WHAT IS EXPECTED ->
Send every record back word for word.

Web page and app entries:
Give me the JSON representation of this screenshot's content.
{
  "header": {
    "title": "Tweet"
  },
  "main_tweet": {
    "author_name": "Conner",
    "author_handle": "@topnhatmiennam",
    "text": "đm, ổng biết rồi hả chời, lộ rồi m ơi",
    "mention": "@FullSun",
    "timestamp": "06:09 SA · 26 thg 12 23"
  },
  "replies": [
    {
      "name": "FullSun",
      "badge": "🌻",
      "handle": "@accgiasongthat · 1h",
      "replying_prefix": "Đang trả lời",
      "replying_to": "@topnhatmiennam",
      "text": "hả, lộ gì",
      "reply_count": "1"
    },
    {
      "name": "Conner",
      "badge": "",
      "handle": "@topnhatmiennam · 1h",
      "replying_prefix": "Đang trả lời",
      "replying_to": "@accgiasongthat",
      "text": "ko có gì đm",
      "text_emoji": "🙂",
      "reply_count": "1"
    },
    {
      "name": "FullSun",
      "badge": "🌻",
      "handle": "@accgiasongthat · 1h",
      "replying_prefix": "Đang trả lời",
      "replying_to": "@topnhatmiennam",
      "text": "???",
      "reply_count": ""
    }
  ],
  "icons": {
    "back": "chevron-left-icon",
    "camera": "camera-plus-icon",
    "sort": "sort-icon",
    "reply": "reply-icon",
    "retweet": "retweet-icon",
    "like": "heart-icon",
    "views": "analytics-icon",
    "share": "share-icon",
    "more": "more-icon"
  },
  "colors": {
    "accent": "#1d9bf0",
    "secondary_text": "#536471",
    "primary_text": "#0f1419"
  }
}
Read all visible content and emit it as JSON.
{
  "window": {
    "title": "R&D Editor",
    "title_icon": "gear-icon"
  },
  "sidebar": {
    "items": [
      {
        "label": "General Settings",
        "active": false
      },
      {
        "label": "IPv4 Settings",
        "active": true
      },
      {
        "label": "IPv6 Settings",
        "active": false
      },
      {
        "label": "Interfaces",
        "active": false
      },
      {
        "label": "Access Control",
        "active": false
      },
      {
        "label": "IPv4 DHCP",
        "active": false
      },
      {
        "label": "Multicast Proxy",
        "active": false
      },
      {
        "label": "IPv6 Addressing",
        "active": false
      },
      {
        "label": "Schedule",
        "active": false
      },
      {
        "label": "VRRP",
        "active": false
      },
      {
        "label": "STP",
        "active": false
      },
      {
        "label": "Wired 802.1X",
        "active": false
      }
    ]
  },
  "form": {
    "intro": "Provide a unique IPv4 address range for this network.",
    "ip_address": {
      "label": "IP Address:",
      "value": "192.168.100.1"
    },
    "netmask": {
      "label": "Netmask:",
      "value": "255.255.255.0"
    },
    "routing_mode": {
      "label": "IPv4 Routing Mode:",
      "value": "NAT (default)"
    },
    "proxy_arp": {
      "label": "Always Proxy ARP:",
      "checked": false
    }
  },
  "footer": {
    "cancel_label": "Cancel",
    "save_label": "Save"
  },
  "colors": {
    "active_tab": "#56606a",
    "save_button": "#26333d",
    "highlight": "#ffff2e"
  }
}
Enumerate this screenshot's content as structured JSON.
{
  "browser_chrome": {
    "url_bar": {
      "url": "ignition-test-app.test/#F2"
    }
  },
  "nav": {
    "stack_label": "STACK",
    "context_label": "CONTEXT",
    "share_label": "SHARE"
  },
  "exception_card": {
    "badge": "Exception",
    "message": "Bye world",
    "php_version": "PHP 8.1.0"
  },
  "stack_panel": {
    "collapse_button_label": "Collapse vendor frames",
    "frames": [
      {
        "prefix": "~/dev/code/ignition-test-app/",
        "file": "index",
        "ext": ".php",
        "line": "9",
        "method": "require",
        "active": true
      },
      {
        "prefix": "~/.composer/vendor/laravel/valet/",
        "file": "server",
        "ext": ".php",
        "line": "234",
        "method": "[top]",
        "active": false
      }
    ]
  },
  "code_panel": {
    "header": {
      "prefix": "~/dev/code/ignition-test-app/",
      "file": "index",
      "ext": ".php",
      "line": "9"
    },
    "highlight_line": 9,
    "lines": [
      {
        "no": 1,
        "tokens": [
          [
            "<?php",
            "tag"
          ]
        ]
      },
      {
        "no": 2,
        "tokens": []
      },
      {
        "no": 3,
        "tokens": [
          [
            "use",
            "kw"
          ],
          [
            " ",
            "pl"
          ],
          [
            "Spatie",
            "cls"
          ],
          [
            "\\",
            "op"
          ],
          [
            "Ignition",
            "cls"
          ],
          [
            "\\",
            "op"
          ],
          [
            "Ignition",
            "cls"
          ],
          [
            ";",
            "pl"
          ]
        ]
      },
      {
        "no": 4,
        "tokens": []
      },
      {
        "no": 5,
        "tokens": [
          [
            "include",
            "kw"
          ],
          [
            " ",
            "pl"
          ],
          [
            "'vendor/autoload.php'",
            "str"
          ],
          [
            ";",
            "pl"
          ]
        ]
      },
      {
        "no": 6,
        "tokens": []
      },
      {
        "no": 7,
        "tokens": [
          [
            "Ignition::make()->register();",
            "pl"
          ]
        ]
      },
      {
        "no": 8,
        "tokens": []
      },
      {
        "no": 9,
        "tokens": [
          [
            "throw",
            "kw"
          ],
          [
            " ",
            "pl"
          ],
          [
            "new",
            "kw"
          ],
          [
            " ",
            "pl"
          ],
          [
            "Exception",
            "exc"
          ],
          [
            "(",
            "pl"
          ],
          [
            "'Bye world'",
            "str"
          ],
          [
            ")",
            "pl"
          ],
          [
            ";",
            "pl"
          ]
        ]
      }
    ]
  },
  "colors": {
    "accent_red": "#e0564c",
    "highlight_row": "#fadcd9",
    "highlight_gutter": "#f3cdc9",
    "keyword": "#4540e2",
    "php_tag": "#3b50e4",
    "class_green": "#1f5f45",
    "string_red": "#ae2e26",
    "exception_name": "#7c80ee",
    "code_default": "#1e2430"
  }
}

YOUR SOLUTION ->
Give me the JSON representation of this screenshot's content.
{
  "header": {
    "title": "Tweet"
  },
  "main_tweet": {
    "author_name": "Conner",
    "author_handle": "@topnhatmiennam",
    "text": "đm, ổng biết rồi hả chời, lộ rồi m ơi",
    "mention": "@FullSun",
    "timestamp": "06:09 SA · 26 thg 12 23"
  },
  "replies": [
    {
      "name": "FullSun",
      "badge": "🌻",
      "handle": "@accgiasongthat · 1h",
      "replying_prefix": "Đang trả lời",
      "replying_to": "@topnhatmiennam",
      "text": "hả, lộ gì",
      "reply_count": "1"
    },
    {
      "name": "Conner",
      "badge": "",
      "handle": "@topnhatmiennam · 1h",
      "replying_prefix": "Đang trả lời",
      "replying_to": "@accgiasongthat",
      "text": "ko có gì đm",
      "text_emoji": "🙂",
      "reply_count": "1"
    },
    {
      "name": "FullSun",
      "badge": "🌻",
      "handle": "@accgiasongthat · 1h",
      "replying_prefix": "Đang trả lời",
      "replying_to": "@topnhatmiennam",
      "text": "???",
      "reply_count": ""
    }
  ],
  "icons": {
    "back": "chevron-left-icon",
    "camera": "camera-plus-icon",
    "sort": "sort-icon",
    "reply": "reply-icon",
    "retweet": "retweet-icon",
    "like": "heart-icon",
    "views": "analytics-icon",
    "share": "share-icon",
    "more": "more-icon"
  },
  "colors": {
    "accent": "#1d9bf0",
    "secondary_text": "#536471",
    "primary_text": "#0f1419"
  }
}
Read all visible content and emit it as JSON.
{
  "window": {
    "title": "R&D Editor",
    "title_icon": "gear-icon"
  },
  "sidebar": {
    "items": [
      {
        "label": "General Settings",
        "active": false
      },
      {
        "label": "IPv4 Settings",
        "active": true
      },
      {
        "label": "IPv6 Settings",
        "active": false
      },
      {
        "label": "Interfaces",
        "active": false
      },
      {
        "label": "Access Control",
        "active": false
      },
      {
        "label": "IPv4 DHCP",
        "active": false
      },
      {
        "label": "Multicast Proxy",
        "active": false
      },
      {
        "label": "IPv6 Addressing",
        "active": false
      },
      {
        "label": "Schedule",
        "active": false
      },
      {
        "label": "VRRP",
        "active": false
      },
      {
        "label": "STP",
        "active": false
      },
      {
        "label": "Wired 802.1X",
        "active": false
      }
    ]
  },
  "form": {
    "intro": "Provide a unique IPv4 address range for this network.",
    "ip_address": {
      "label": "IP Address:",
      "value": "192.168.100.1"
    },
    "netmask": {
      "label": "Netmask:",
      "value": "255.255.255.0"
    },
    "routing_mode": {
      "label": "IPv4 Routing Mode:",
      "value": "NAT (default)"
    },
    "proxy_arp": {
      "label": "Always Proxy ARP:",
      "checked": false
    }
  },
  "footer": {
    "cancel_label": "Cancel",
    "save_label": "Save"
  },
  "colors": {
    "active_tab": "#56606a",
    "save_button": "#26333d",
    "highlight": "#ffff2e"
  }
}
Enumerate this screenshot's content as structured JSON.
{
  "browser_chrome": {
    "url_bar": {
      "url": "ignition-test-app.test/#F2"
    }
  },
  "nav": {
    "stack_label": "STACK",
    "context_label": "CONTEXT",
    "share_label": "SHARE"
  },
  "exception_card": {
    "badge": "Exception",
    "message": "Bye world",
    "php_version": "PHP 8.1.0"
  },
  "stack_panel": {
    "collapse_button_label": "Collapse vendor frames",
    "frames": [
      {
        "prefix": "~/dev/code/ignition-test-app/",
        "file": "index",
        "ext": ".php",
        "line": "9",
        "method": "require",
        "active": true
      },
      {
        "prefix": "~/.composer/vendor/laravel/valet/",
        "file": "server",
        "ext": ".php",
        "line": "234",
        "method": "[top]",
        "active": false
      }
    ]
  },
  "code_panel": {
    "header": {
      "prefix": "~/dev/code/ignition-test-app/",
      "file": "index",
      "ext": ".php",
      "line": "9"
    },
    "highlight_line": 9,
    "lines": [
      {
        "no": 1,
        "tokens": [
          [
            "<?php",
            "tag"
          ]
        ]
      },
      {
        "no": 2,
        "tokens": []
      },
      {
        "no": 3,
        "tokens": [
          [
            "use",
            "kw"
          ],
          [
            " ",
            "pl"
          ],
          [
            "Spatie",
            "cls"
          ],
          [
            "\\",
            "op"
          ],
          [
            "Ignition",
            "cls"
          ],
          [
            "\\",
            "op"
          ],
          [
            "Ignition",
            "cls"
          ],
          [
            ";",
            "pl"
          ]
        ]
      },
      {
        "no": 4,
        "tokens": []
      },
      {
        "no": 5,
        "tokens": [
          [
            "include",
            "kw"
          ],
          [
            " ",
            "pl"
          ],
          [
            "'vendor/autoload.php'",
            "str"
          ],
          [
            ";",
            "pl"
          ]
        ]
      },
      {
        "no": 6,
        "tokens": []
      },
      {
        "no": 7,
        "tokens": [
          [
            "Ignition::make()->register();",
            "pl"
          ]
        ]
      },
      {
        "no": 8,
        "tokens": []
      },
      {
        "no": 9,
        "tokens": [
          [
            "throw",
            "kw"
          ],
          [
            " ",
            "pl"
          ],
          [
            "new",
            "kw"
          ],
          [
            " ",
            "pl"
          ],
          [
            "Exception",
            "exc"
          ],
          [
            "(",
            "pl"
          ],
          [
            "'Bye world'",
            "str"
          ],
          [
            ")",
            "pl"
          ],
          [
            ";",
            "pl"
          ]
        ]
      }
    ]
  },
  "colors": {
    "accent_red": "#e0564c",
    "highlight_row": "#fadcd9",
    "highlight_gutter": "#f3cdc9",
    "keyword": "#4540e2",
    "php_tag": "#3b50e4",
    "class_green": "#1f5f45",
    "string_red": "#ae2e26",
    "exception_name": "#7c80ee",
    "code_default": "#1e2430"
  }
}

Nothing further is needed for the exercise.